DUBUQUE, Iowa — Joe Biden Friday accused President Trump of “an enormous escalation” of the threat of war in the Persian Gulf after he launched a surprise strike targeting a top Iranian commander, while pressing the case to Democrats that the next president must be someone who doesn’t need “on the job training.”
The former vice president, speaking in Iowa one month before the state’s leadoff caucuses, seized on a fresh foreign policy crisis to reinforce some of his principal critiques of Trump’s leadership and play up his decades of foreign policy experience.
“The threat to American lives and interests in the region and around the world are enormous. The risk of nuclear proliferation is real and the possibility that ISIS will regenerate in the region has increased, and the prospects of direct conflict with Iran is greater than it has ever been,” he said. “The question is do Donald Trump and his administration have a strategy for what comes next?”
Biden said no American mourns the loss of Gen. Qassem Soleimani, leader of Iran’s Quds force, and that it was right to bring him to justice.
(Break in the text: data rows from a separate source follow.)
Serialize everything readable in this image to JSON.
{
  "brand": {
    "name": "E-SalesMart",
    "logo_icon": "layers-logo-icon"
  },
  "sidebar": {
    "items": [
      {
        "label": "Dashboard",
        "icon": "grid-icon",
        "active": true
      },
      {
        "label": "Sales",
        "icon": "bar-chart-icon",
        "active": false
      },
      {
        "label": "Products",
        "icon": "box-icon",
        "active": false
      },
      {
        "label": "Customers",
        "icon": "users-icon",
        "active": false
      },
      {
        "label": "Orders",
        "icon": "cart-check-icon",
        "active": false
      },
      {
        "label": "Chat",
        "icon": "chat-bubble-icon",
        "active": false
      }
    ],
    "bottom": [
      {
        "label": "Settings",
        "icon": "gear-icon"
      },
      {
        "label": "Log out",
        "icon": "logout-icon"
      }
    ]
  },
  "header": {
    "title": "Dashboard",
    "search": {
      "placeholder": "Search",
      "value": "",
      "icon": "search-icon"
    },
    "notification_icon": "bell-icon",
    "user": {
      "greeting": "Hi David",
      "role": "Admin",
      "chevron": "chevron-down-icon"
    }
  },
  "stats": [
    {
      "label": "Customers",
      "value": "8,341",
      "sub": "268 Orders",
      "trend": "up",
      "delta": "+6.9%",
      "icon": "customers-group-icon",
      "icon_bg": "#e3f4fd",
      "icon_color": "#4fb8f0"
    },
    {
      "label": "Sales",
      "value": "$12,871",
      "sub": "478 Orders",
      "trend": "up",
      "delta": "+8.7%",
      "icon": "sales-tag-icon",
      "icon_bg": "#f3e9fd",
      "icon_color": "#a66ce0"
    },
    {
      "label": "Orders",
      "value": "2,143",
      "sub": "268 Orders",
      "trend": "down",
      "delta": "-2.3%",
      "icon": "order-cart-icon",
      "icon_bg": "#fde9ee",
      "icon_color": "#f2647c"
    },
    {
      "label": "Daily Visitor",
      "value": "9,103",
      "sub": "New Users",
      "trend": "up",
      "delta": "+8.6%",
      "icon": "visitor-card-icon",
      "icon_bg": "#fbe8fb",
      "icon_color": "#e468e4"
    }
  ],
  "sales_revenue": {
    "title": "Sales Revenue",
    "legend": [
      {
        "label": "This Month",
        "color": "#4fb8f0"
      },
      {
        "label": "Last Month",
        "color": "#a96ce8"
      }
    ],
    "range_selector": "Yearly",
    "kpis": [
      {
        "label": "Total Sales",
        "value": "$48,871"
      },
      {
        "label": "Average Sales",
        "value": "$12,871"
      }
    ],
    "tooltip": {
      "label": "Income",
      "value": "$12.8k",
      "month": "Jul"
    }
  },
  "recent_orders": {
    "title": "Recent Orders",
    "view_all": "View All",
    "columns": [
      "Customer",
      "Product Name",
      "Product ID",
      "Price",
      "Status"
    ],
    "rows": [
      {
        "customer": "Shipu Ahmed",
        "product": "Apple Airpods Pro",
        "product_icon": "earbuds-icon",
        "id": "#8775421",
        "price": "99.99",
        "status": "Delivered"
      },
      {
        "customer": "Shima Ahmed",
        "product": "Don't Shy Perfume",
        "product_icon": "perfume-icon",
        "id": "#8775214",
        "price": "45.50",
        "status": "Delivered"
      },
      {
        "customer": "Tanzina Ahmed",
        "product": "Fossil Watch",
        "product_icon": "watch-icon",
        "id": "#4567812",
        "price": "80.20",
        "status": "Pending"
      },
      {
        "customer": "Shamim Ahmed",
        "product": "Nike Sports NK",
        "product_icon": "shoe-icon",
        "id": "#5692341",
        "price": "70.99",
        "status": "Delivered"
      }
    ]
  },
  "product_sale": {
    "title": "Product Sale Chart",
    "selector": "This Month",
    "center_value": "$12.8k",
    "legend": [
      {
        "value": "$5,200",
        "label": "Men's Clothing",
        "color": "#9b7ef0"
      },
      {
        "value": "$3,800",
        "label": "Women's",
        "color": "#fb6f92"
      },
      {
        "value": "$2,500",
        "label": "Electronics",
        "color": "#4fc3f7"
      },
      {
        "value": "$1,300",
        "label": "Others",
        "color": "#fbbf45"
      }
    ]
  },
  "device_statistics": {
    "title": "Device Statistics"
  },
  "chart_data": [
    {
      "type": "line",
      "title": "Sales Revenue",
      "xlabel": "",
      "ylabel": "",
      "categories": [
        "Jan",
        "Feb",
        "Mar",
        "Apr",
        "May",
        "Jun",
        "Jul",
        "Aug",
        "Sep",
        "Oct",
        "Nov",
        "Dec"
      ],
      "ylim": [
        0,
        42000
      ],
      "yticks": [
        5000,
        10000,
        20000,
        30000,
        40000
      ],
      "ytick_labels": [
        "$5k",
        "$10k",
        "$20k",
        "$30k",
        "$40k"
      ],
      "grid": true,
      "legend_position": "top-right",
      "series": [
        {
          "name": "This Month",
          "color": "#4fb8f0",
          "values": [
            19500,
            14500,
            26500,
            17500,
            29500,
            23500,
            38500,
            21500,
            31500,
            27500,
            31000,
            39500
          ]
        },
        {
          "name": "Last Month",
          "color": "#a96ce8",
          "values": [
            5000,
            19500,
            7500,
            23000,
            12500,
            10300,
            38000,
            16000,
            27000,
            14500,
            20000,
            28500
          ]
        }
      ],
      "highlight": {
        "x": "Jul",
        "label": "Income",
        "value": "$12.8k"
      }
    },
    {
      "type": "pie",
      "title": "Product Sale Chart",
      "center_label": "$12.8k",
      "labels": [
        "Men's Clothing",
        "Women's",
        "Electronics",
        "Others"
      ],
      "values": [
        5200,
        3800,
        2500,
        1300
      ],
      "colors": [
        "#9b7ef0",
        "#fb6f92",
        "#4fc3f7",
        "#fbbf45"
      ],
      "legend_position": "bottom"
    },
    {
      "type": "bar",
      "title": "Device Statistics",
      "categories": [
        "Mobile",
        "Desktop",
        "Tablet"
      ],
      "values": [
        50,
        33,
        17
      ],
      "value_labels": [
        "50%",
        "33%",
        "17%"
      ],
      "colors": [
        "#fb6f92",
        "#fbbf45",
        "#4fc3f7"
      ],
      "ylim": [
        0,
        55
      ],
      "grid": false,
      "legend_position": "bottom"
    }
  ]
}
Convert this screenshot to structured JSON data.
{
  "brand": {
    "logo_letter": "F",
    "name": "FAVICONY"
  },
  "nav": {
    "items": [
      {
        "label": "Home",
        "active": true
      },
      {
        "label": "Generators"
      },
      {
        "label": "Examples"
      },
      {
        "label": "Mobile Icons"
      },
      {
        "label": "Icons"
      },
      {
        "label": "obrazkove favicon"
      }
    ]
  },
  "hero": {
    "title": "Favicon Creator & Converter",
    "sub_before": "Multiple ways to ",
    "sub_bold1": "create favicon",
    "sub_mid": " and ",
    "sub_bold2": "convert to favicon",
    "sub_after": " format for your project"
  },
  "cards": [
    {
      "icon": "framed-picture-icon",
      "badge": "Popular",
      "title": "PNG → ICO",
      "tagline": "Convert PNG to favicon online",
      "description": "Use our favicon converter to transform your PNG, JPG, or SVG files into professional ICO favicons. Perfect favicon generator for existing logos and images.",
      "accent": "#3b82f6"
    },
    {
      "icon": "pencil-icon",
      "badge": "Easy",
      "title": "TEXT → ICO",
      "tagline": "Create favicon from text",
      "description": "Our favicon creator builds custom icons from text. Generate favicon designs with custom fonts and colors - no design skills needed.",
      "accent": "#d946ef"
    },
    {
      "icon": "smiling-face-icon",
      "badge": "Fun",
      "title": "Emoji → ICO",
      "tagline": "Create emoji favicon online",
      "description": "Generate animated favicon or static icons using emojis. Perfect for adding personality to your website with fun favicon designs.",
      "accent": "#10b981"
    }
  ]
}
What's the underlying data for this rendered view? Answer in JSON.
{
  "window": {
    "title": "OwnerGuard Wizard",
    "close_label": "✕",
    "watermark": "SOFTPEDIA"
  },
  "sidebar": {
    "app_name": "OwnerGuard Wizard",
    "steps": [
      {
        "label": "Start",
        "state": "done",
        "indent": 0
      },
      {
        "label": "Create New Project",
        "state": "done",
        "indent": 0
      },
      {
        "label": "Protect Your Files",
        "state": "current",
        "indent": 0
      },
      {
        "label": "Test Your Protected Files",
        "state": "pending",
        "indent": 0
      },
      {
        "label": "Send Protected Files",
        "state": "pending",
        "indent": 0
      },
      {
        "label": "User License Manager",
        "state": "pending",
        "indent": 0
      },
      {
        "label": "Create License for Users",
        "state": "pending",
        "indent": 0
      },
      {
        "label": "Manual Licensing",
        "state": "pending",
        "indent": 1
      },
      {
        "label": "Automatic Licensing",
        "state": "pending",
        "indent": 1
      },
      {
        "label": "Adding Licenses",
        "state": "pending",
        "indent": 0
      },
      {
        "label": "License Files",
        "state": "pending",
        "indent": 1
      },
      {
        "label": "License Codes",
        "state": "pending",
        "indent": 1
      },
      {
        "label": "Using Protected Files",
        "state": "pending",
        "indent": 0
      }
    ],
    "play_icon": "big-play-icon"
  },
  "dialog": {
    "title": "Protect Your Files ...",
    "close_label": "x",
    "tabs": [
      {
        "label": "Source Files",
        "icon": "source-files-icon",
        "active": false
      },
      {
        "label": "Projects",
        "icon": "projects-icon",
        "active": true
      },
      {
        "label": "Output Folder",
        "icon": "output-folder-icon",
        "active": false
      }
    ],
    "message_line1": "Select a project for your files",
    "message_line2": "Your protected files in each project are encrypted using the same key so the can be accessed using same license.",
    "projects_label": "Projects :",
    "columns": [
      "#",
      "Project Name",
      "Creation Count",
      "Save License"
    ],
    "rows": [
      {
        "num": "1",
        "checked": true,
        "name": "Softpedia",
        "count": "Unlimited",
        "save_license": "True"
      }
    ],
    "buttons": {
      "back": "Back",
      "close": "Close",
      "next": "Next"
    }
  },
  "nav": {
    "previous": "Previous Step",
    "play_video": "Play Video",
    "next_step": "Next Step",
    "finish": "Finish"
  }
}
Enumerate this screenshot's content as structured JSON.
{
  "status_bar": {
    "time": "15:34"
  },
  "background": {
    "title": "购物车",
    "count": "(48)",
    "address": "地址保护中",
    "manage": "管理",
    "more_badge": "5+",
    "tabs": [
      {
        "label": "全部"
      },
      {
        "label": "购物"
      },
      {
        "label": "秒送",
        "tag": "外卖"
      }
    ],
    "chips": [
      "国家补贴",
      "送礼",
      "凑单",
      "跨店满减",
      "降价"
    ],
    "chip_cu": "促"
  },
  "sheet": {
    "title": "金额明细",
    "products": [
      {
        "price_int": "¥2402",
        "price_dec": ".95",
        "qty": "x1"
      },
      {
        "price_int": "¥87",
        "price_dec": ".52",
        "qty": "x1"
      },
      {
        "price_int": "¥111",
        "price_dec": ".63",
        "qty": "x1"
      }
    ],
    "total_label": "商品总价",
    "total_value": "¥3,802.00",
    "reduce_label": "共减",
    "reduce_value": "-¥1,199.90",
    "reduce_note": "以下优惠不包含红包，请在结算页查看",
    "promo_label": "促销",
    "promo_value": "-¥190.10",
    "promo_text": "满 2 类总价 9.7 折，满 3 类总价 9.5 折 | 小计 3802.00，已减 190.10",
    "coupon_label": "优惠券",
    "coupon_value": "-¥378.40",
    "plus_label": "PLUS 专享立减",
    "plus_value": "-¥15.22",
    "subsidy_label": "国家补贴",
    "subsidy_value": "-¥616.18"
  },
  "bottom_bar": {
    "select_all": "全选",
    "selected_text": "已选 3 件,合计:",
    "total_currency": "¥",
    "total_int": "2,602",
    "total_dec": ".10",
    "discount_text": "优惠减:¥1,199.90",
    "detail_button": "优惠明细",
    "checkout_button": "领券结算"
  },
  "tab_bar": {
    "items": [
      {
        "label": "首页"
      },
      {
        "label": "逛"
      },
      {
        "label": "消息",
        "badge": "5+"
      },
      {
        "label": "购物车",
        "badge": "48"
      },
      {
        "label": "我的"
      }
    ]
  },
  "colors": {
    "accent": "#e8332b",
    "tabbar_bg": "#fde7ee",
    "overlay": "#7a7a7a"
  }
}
But he contrasted the assassination of an official within a sovereign government with strikes against other top terrorist targets, saying Trump’s provocative action puts the U.S. potentially “on the brink of greater conflict with the Middle East.”
“Unfortunately, nothing we have seen from this administration over the past three years suggests that they are prepared to deal with the very real risk we now confront. And there's no doubt the risks are greater today because of the actions Donald Trump has taken, walking away from diplomacy, walking away from international agreements, relying on force,” he said.
Biden said Thursday’s strike was the latest in a string of “dubious” actions that have unnecessarily ratcheted up tensions in the region, including decision to unilaterally withdraw from the nuclear agreement struck by the Obama administration along with top Western allies.
The Trump administration “said the goal of maximum pressure was to deter regional aggression, negotiate a better nuclear deal. Thus far, they have badly failed on both accounts,” he said. “Now the administration has said the goal of killing Soleimani was to deter future attacks by Iran. But the action almost certainly will have the opposite impact.”
Biden was to have spent Friday touting the new endorsement of Iowa Rep. Abby Finkenauer, who joined him in person for the first time and will campaign with him through the weekend. But the situation in Iraq gave him a chance to underscore a key element of his closing pitch to voters — the gravity of the job for whomever replaces Trump.
The next president is going to inherit “a nation that is divided and a world in disarray. This is not a time for on the job training,” he said.